• **EXERCISE**
A word-for-word copy of the listing is what's needed; leave out every image.

• **GIVEN RECORDS**
───

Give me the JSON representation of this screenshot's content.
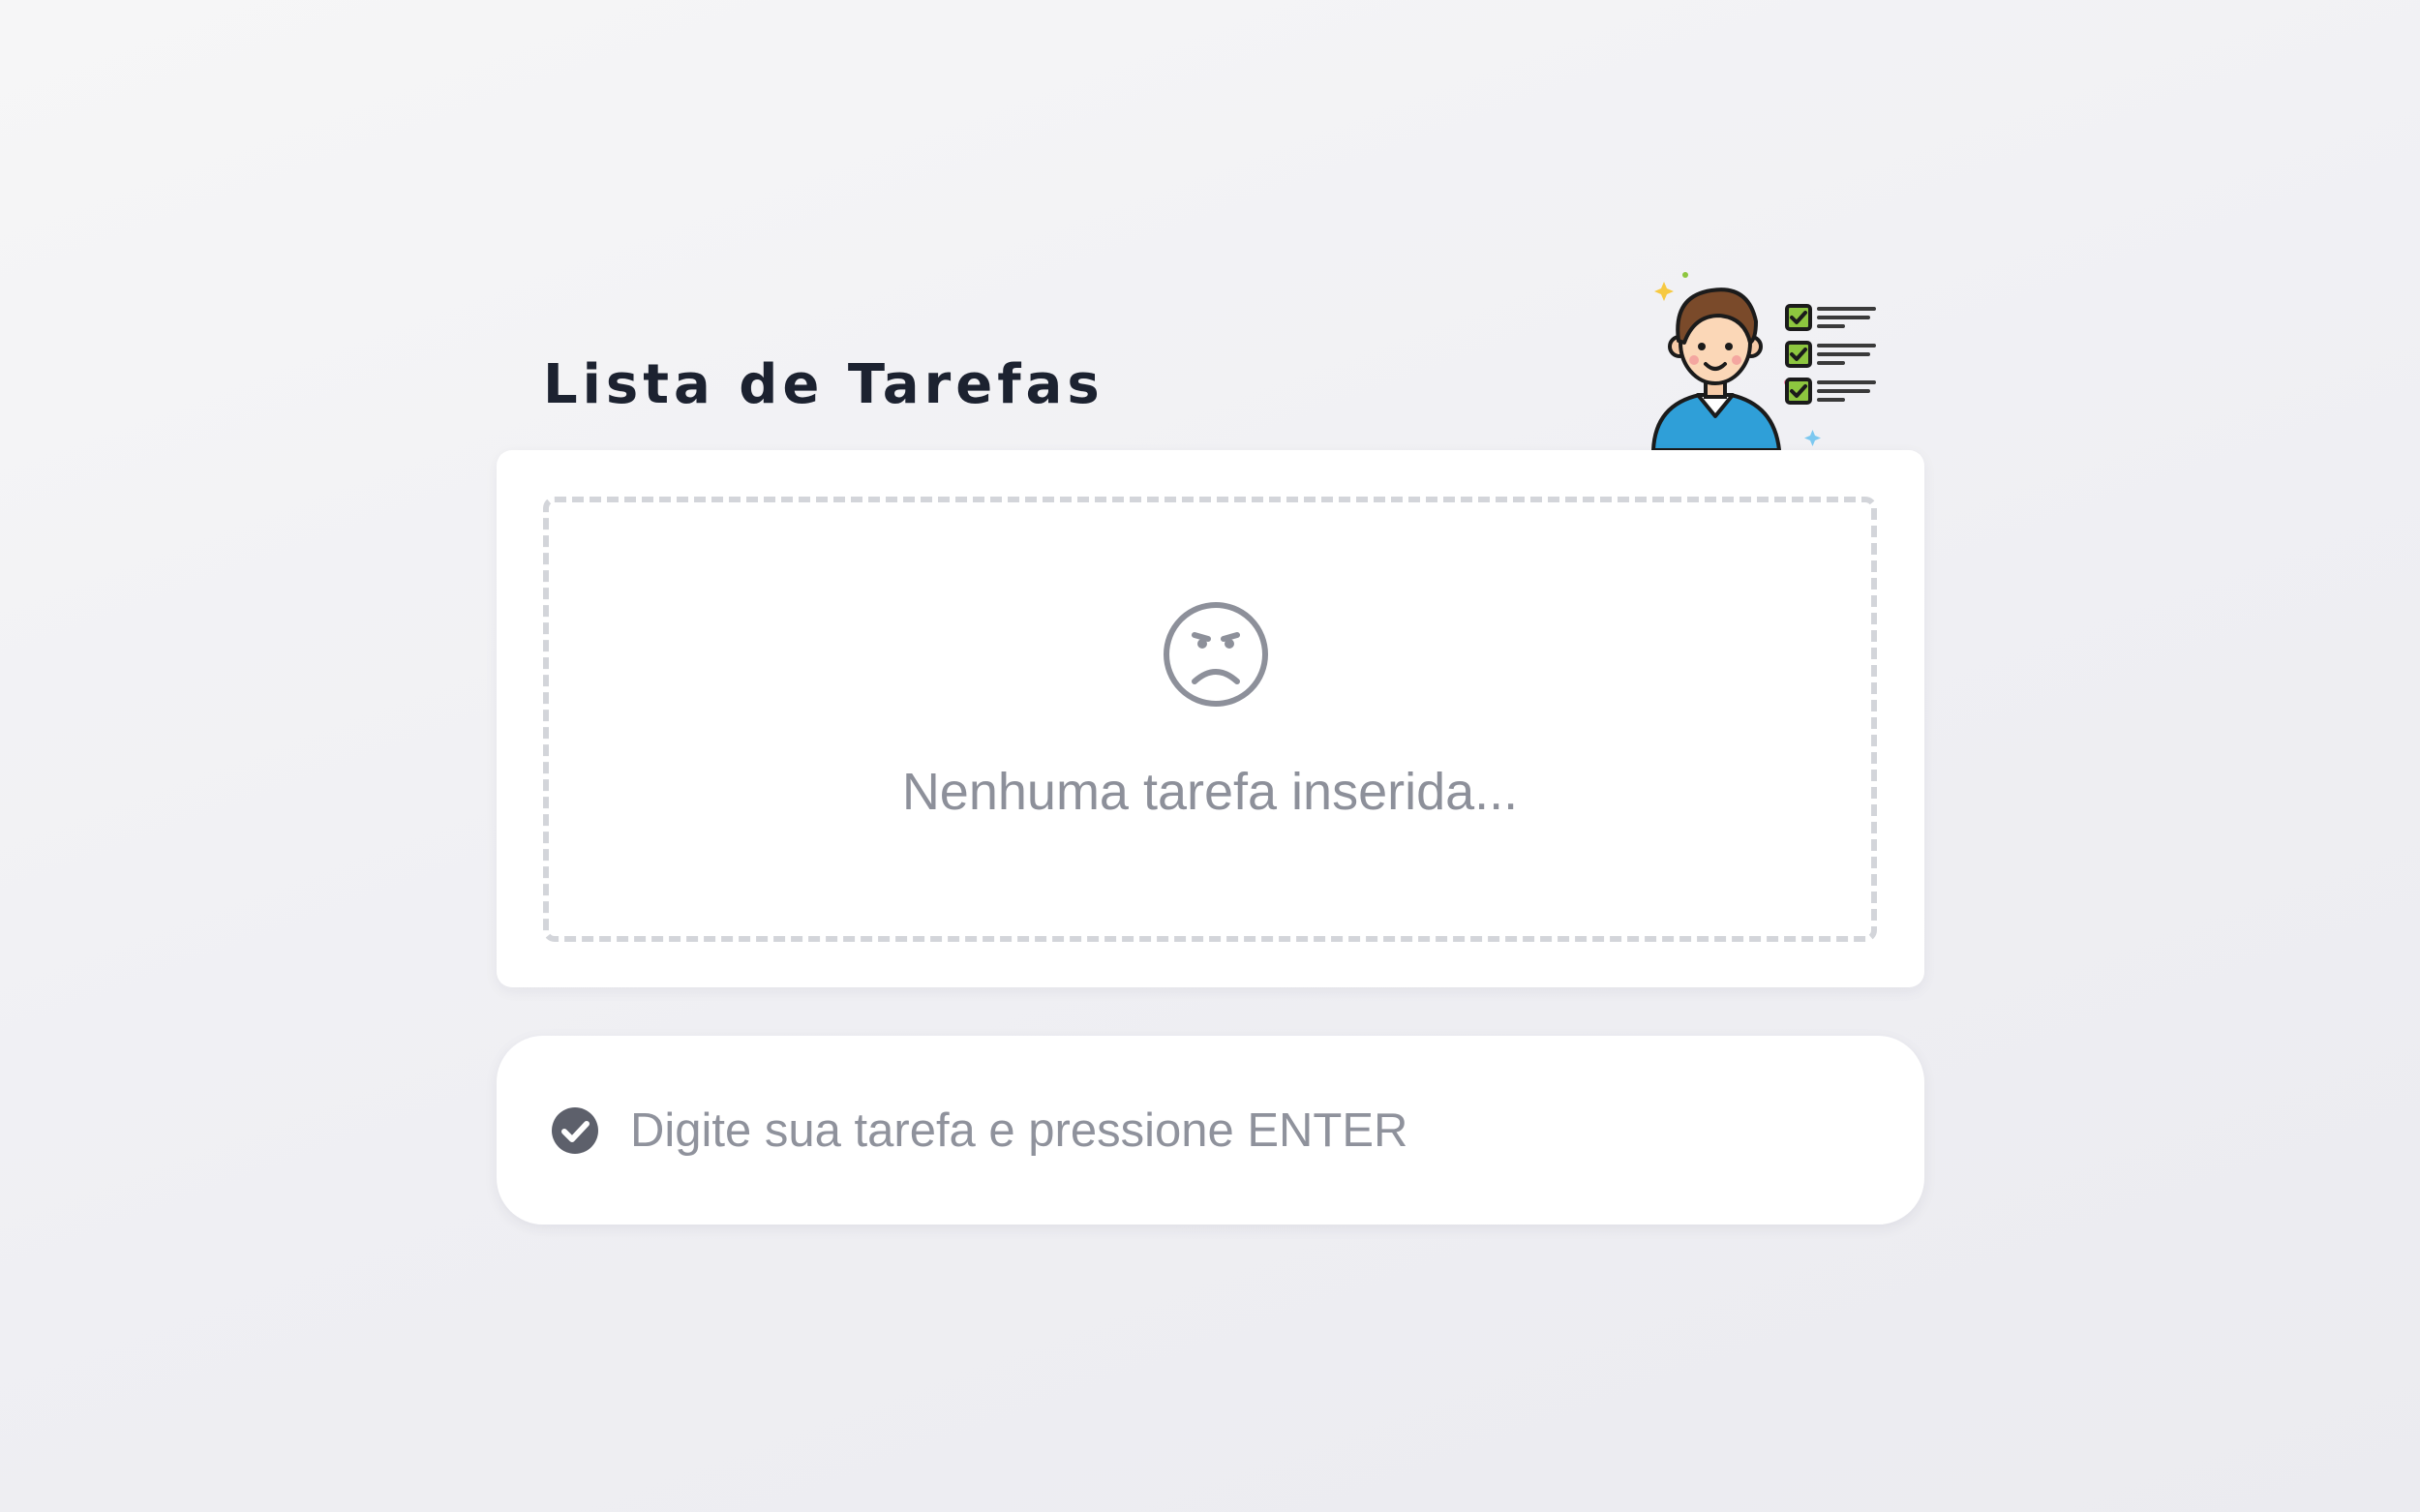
{
  "header": {
    "title": "Lista de Tarefas",
    "illustration_icon": "person-with-checklist-icon"
  },
  "task_list": {
    "empty_icon": "sad-face-icon",
    "empty_message": "Nenhuma tarefa inserida..."
  },
  "task_input": {
    "icon": "check-circle-icon",
    "value": "",
    "placeholder": "Digite sua tarefa e pressione ENTER"
  },
  "colors": {
    "title": "#1c2230",
    "muted_text": "#8d909a",
    "dashed_border": "#d3d5da",
    "check_icon": "#5d606b",
    "checklist_green": "#8dc63f",
    "shirt_blue": "#2f9fd8",
    "hair_brown": "#7a4a2a"
  }
}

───

• **WRITTEN RESPONSE**
Give me the JSON representation of this screenshot's content.
{
  "header": {
    "title": "Lista de Tarefas",
    "illustration_icon": "person-with-checklist-icon"
  },
  "task_list": {
    "empty_icon": "sad-face-icon",
    "empty_message": "Nenhuma tarefa inserida..."
  },
  "task_input": {
    "icon": "check-circle-icon",
    "value": "",
    "placeholder": "Digite sua tarefa e pressione ENTER"
  },
  "colors": {
    "title": "#1c2230",
    "muted_text": "#8d909a",
    "dashed_border": "#d3d5da",
    "check_icon": "#5d606b",
    "checklist_green": "#8dc63f",
    "shirt_blue": "#2f9fd8",
    "hair_brown": "#7a4a2a"
  }
}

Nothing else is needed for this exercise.